As the first Fastbacks rolled down the assembly line, some may have been outfitted with the last remaining early engines available.  Therefore, the first Fastbacks may have had engine codes D, F or U.  As production continued and these early engines ran out, engines with codes A, C, K and T were used.  The K code engine was available from 1964 up until 1967.

It can be difficult to prove a true 1964 1/2 Mustang, but any early Mustang with a D, F or U engine code is definitely a 1964 1/2 Mustang.  Mustangs with engine codes A or T are considered 1965’s.  Mustangs with the C or K code engine option could be either a 1964 1/2 or a 1965 Mustang.  It is important to check the build date on the door tag.  This date gives further information as to when the car was assembled.

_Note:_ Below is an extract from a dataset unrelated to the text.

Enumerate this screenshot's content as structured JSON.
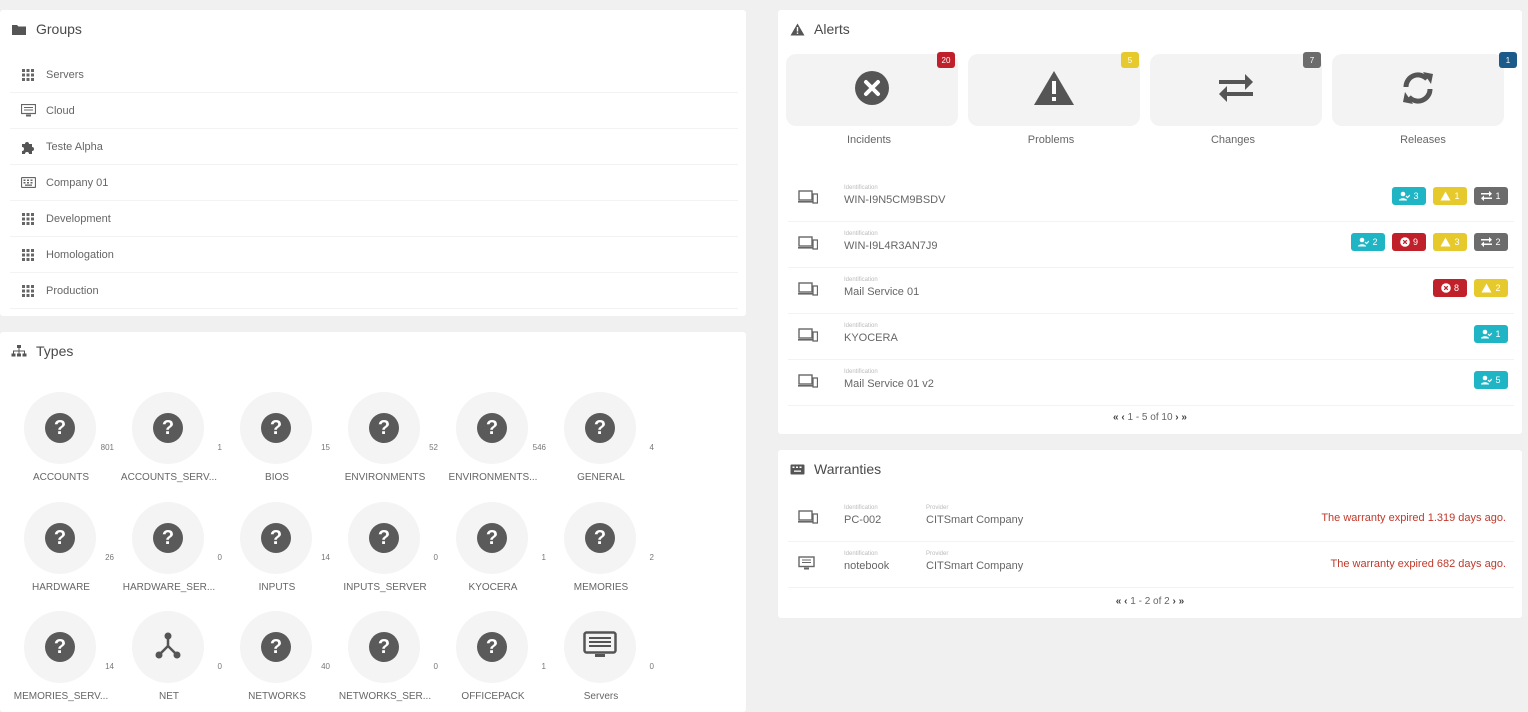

There is also a “gray area” when explaining the differences between 1964 1/2 and 1965 Mustangs.  The very earliest 1965’s could have some of the 1964 1/2 parts installed on them.  These parts were put on 1965’s until the parts were phased out, similar to the engines being phased out.  Some of the unique characteristics of the first parts include the following:

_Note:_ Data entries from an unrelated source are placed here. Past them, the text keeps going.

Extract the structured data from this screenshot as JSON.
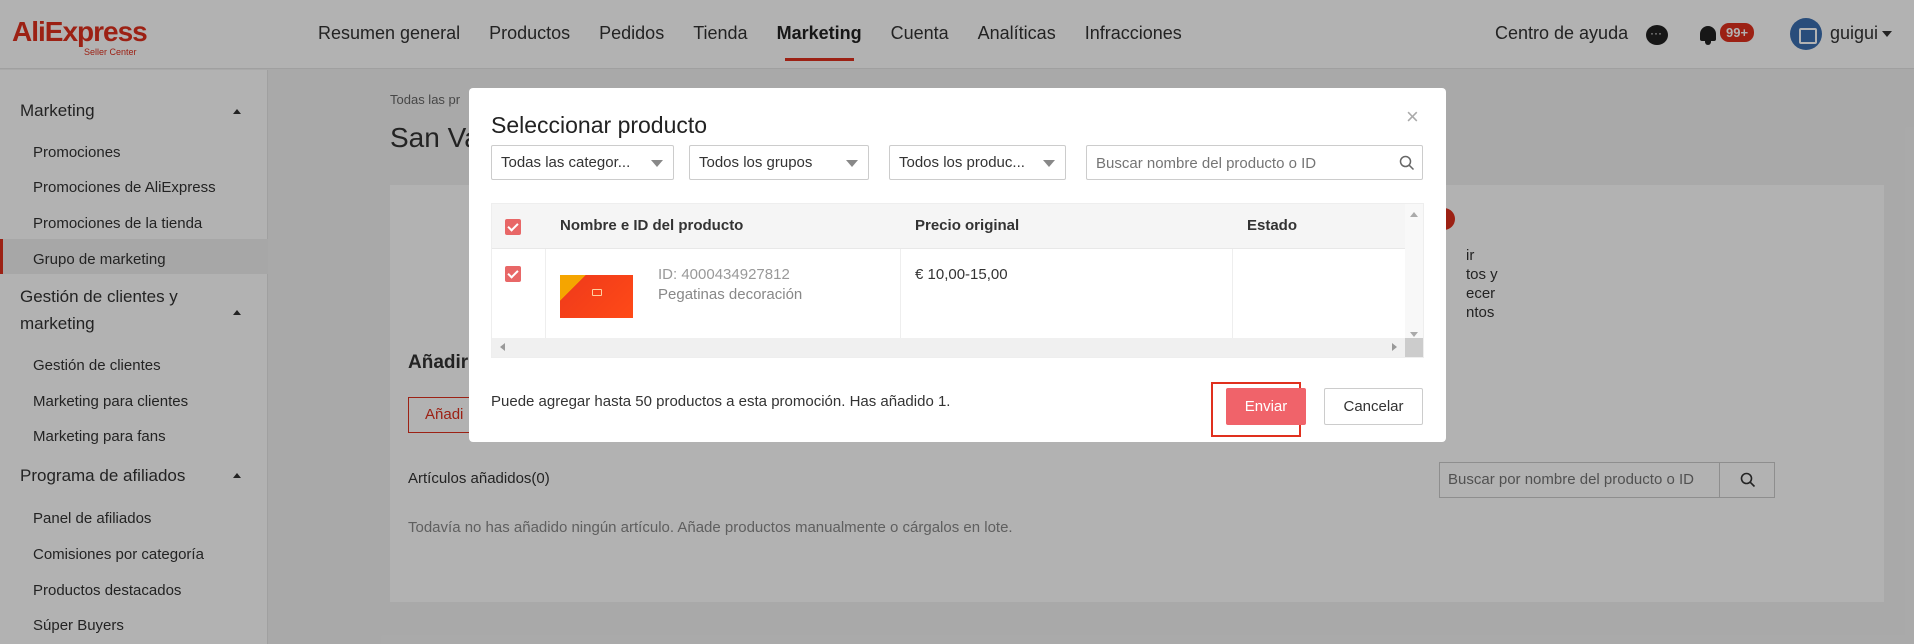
{
  "header": {
    "logo": "AliExpress",
    "logo_sub": "Seller Center",
    "nav": [
      "Resumen general",
      "Productos",
      "Pedidos",
      "Tienda",
      "Marketing",
      "Cuenta",
      "Analíticas",
      "Infracciones"
    ],
    "active_nav": "Marketing",
    "help": "Centro de ayuda",
    "notification_badge": "99+",
    "username": "guigui"
  },
  "sidebar": {
    "groups": [
      {
        "label": "Marketing",
        "items": [
          "Promociones",
          "Promociones de AliExpress",
          "Promociones de la tienda",
          "Grupo de marketing"
        ]
      },
      {
        "label_line1": "Gestión de clientes y",
        "label_line2": "marketing",
        "items": [
          "Gestión de clientes",
          "Marketing para clientes",
          "Marketing para fans"
        ]
      },
      {
        "label": "Programa de afiliados",
        "items": [
          "Panel de afiliados",
          "Comisiones por categoría",
          "Productos destacados",
          "Súper Buyers"
        ]
      }
    ],
    "active_item": "Promociones de AliExpress"
  },
  "page": {
    "breadcrumb": "Todas las pr",
    "title": "San Va",
    "steps_partial": [
      "ir",
      "tos y",
      "ecer",
      "ntos"
    ],
    "add_title": "Añadir",
    "add_button": "Añadi",
    "added_label": "Artículos añadidos(0)",
    "search_placeholder": "Buscar por nombre del producto o ID",
    "empty_text": "Todavía no has añadido ningún artículo. Añade productos manualmente o cárgalos en lote."
  },
  "modal": {
    "title": "Seleccionar producto",
    "close": "×",
    "filters": [
      "Todas las categor...",
      "Todos los grupos",
      "Todos los produc..."
    ],
    "search_placeholder": "Buscar nombre del producto o ID",
    "columns": [
      "Nombre e ID del producto",
      "Precio original",
      "Estado"
    ],
    "rows": [
      {
        "id": "ID: 4000434927812",
        "name": "Pegatinas decoración",
        "price": "€ 10,00-15,00",
        "status": "",
        "checked": true
      }
    ],
    "footer_note": "Puede agregar hasta 50 productos a esta promoción. Has añadido 1.",
    "submit": "Enviar",
    "cancel": "Cancelar"
  },
  "colors": {
    "brand": "#e0301e",
    "submit": "#f0636a",
    "checkbox": "#e86767"
  }
}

  • HEADLIGHT EXTENSIONS AND HOODS:  The first manufactured headlight extensions had a beveled edge along the top.  The front corners of the hood skin remained un-pinched around the hood frame.  This un-pinched flange pointed straight down to fill a gap that was caused by the beveled headlight extension (1965 headlight extensions did not carry this beveled edge; therefore the hood skins were pinched).
  • RADIATOR CORE SUPPORT:  The first manufactured core supports had three long vertical slots near the battery (1965 core supports had four elongated oval slots).
  • HORN STYLE AND MOUNTING LOCATION:  The first manufactured Mustang horns were quite large and mounted down on the strut rod frame rails near the bottom inside corners of the radiator (1965 horns were considerably smaller and mounted on the core support near the top outside corners of the radiator).
  • FASTBACK REAR INTERIOR STEEL TRIM:  The first manufactured Fastback rear trim wrapped around the interior’s fiberglass panels.  This steel trim extended from under the rear window, around the fiberglass interior panels and stopped about 1 1/2 inches short of the door glass (1965 steel trim extended all the way to the door glass).
  • AUTOMATIC TRANSMISSION SHIFTER HANDLE:  The first manufactured AT shifter handles were quite small (1965 AT shifter handles are the same shape, but about 50% larger than the early ones).
  • PASSENGER SEAT:  The first manufactured passenger seats were not adjustable to move forward or backward.  There was not any sliding track mechanism on the mounting hardware (1965 passenger seats had full front to rear sliding adjustment).
  • SHORT CARPET:  The first manufactured carpet did not climb up the rocker panel.  It stopped at the rocker and had an embroidered edge.  The rocker was then covered with vinyl to match the interior (1965 carpet climbed up the rocker panel and was covered by the door sill plate).
  • FLOOR PAN:  The first manufactured floor pans had staggered seat belt mounting holes along the transmission tunnel for the front seats.  The passenger seatbelt mounting hole was the furthest forward to accommodate the non-adjusting seat.  These floor pans were not immediately phased out.  I actually have mid-year 1965 Mustangs with staggered holes (Most mid-year and later 1965 floor pans had evenly spaced seat belt mounting holes).
  • SEAT RISERS:  The first manufactured seat risers had a large oval cutout in the center.  (1965 seat risers had a solid top).

These are some of the differences that we have found.

Copyright 2007:  FastbackStack, LLC